Understanding sleeping sickness

African trypanosomes cause Human and Animal African trypanosomiasis.  Currently, human cases are declining but the livestock disease remains responsible for substantial economic hardship in sub-Saharan Africa.  The threat of disease spread from animals to humans for certain trypanosome species also remains significant, which makes further research essential.

Keith's new 5-year research programme – Quorum sensing in African trypanosomes – will explore how trypanosomes prepare for transmission by the tsetse fly vector.  The team will investigate the molecular mechanisms of developmental competence in laboratory and field isolates, and in different trypanosome species.

This work will build on the lab's recent characterisation of a parasite-density based mechanism (quorum-sensing) that trypanosomes use to optimise their spread.

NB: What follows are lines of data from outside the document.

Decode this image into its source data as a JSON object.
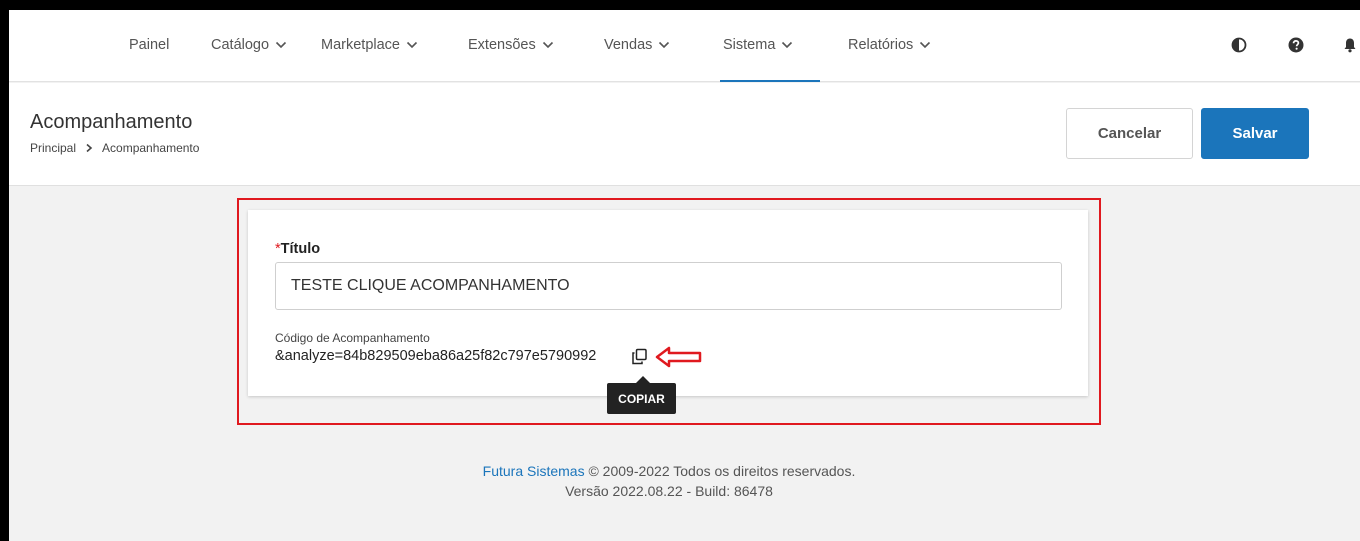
{
  "nav": {
    "items": [
      {
        "label": "Painel",
        "has_dropdown": false
      },
      {
        "label": "Catálogo",
        "has_dropdown": true
      },
      {
        "label": "Marketplace",
        "has_dropdown": true
      },
      {
        "label": "Extensões",
        "has_dropdown": true
      },
      {
        "label": "Vendas",
        "has_dropdown": true
      },
      {
        "label": "Sistema",
        "has_dropdown": true,
        "active": true
      },
      {
        "label": "Relatórios",
        "has_dropdown": true
      }
    ],
    "icons": [
      "contrast-icon",
      "help-icon",
      "bell-icon"
    ]
  },
  "header": {
    "title": "Acompanhamento",
    "breadcrumb": [
      "Principal",
      "Acompanhamento"
    ],
    "cancel_label": "Cancelar",
    "save_label": "Salvar"
  },
  "form": {
    "title_required_mark": "*",
    "title_label": "Título",
    "title_value": "TESTE CLIQUE ACOMPANHAMENTO",
    "code_label": "Código de Acompanhamento",
    "code_value": "&analyze=84b829509eba86a25f82c797e5790992",
    "copy_tooltip": "COPIAR"
  },
  "footer": {
    "company_link": "Futura Sistemas",
    "copyright": "© 2009-2022 Todos os direitos reservados.",
    "version": "Versão 2022.08.22 - Build: 86478"
  },
  "colors": {
    "accent": "#1b75bb",
    "highlight": "#e0191f",
    "tooltip_bg": "#222222"
  }
}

Breaking the cycle of disease spread

One aim of the work is to understand the molecular basis of trypanosome development to inform new strategies that break the cycle of disease spread.

Keith MatthewsProfessor of Parasite Biology, School of Biological Sciences, University of Edinburgh

In additional, the work will also help predict the emergence of parasites with life- history strategies favouring virulence or transmission.

The trypanosome quorum sensing pathway in trypanosomes also provides a very useful model system for understanding diverse signal transduction events in the related and important pathogens causing Chagas’ disease and Leishmaniasis.

Related links

Profile Keith Matthews

Matthews lab website